One European Commission official explained the delay was procedural "in order to give it the time and attention it deserves."

Erdogan had in the past purged hundreds of police officers and cracked down on the judiciary following an investigation into high-level corruption.

He now wants five EU accession chapters opened on the judiciary, justice, economic and monetary policy, education, and energy.

Of those, the European Commission had only recommended to open the economic and monetary chapter.

Meanwhile, German Chancellor Angela Merkel told the Bundestag that the EU must work with Turkey on the crisis but stopped short on scrapping visas. Merkel will be heading to Ankara on Sunday to continue the talks.

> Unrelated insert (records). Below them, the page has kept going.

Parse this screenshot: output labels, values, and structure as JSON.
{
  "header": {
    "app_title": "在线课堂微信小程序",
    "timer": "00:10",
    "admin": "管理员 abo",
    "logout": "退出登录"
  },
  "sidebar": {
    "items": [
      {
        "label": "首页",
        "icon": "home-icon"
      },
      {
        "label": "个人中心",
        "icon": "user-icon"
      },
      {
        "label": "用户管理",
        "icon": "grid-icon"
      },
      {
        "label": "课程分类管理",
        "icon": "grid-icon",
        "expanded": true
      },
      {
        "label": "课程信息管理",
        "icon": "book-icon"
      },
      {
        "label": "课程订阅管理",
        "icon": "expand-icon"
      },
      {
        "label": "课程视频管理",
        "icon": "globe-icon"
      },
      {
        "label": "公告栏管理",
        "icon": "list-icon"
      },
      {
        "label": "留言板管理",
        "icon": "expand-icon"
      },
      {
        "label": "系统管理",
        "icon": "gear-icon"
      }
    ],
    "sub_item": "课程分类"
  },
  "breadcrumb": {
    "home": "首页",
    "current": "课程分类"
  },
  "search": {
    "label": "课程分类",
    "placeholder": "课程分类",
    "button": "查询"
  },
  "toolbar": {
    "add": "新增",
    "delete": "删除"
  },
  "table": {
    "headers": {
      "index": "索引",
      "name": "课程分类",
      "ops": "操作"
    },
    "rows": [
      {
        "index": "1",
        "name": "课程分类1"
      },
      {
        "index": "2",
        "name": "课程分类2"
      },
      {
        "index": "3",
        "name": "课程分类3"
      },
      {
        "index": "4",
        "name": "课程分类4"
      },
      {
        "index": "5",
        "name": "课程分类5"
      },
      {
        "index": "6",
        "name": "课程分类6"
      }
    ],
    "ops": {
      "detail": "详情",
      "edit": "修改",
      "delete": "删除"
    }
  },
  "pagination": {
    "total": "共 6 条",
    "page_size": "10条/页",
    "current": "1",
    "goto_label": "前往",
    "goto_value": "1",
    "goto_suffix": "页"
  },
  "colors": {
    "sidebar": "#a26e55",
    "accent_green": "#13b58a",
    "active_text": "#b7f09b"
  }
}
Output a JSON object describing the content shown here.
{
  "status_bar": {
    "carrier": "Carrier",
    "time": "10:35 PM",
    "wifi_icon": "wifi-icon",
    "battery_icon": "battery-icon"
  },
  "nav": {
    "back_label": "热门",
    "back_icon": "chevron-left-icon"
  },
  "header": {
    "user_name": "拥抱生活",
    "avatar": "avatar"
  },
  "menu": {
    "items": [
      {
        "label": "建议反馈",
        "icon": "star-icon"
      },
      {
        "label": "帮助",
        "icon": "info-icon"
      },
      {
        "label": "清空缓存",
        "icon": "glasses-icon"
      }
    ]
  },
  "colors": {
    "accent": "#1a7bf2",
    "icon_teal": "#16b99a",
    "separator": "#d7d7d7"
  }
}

French president Francois Hollande, for his part, insisted Turkey would still have to apply all the legal criteria regardless of the demands linked to the refugee crisis.

"That implies administrative and legal steps, with a necessary link between visa liberalisation and readmissions. We are not going to give up on that balance. But we can go faster if commitments on both sides are met", said an EU diplomat.

EU courts Turkey ahead of summit

EU leaders will discuss ways to get Turkey's help on stemming the flow of refugees at a summit in Brussels on Thursday.

Opinion

EU must press Turkey on press freedom

The migrant crisis is an opportunity for the EU and Turkey to put relations on a new footing. The EU should start by defending journalists from draconian laws.

Turkey raises price on EU refugee deal

Turkey seeking €3 billion a year in EU aid and visa-free travel, as institutions court Ankara on refugees, including by delay of critical report, now leaked, until after elections.

When the EU shuts up, Erdogan moves in

Almost a week after Merkel’s visit to Istanbul, Turkish police seized one of the country's largest media groups on the eve of elections.

News in Brief

  1. EU capital bans Halloween festivities due to corona
  2. Belarus: 11th weekend in a row of mass protests
  3. MEPs back vegetarian 'burgers' and 'sausages'
  4. Macron: Pandemic to last until next summer
  5. Czech health minister sacked in corona violation
  6. Johnson waiting for US election in Brexit talks
  7. Europe's Jewish population continues decline
  8. Report: EU border agency flouts law to help Greece

Analysis

'Sponsored returns' may shuffle failed asylum seekers around EU

The European Commission is banking on cooperation and coordination among EU states to help makes its new migration and asylum pact viable. But its plan is already being greeted with suspicion by more hardline anti-migrant countries like Austria and Hungary.

Analysis

Between the lines, Europe's new Moria unfolds

A new five-day screening of migrants at Europe's external borders is meant to expedite people into either 'asylum' or 'return' tracks. The time-limit is wishful thinking and one that could leave people stranded in make-shift camps or even ghettos.

Stakeholders' Highlights

  1. UNESDAMaking healthier diets the easy choice
  2. Nordic Council of MinistersUN Secretary General to meet with Nordic Council on COVID-19
  3. UNESDAWell-designed Deposit Return Schemes can help reach Single-Use Plastics Directive targets
  4. Nordic Council of MinistersNordic Council meets Belarusian opposition leader Svetlana Tichanovskaja
  5. Nordic Council of MinistersNordic Region to invest DKK 250 million in green digitalised business sector
  6. UNESDAReducing packaging waste – a huge opportunity for circularity

Latest News

  1. Erdoğan whips up Muslim hate against Macron
  2. Gruelling Brexit and budget talks continue This WEEK
  3. Ministers back EU-wide 2050 climate goal, not by country
  4. The German mayor now facing US sanctions over Nord Stream
  5. EU Commission rejects retaliatory visas for US citizens
  6. Feminists target Polish churches in abortion 'revolution'
  7. South Caucasus death toll much worse than feared
  8. Polish court effectively bans legal abortions

Join EUobserver

Support quality EU news

Join us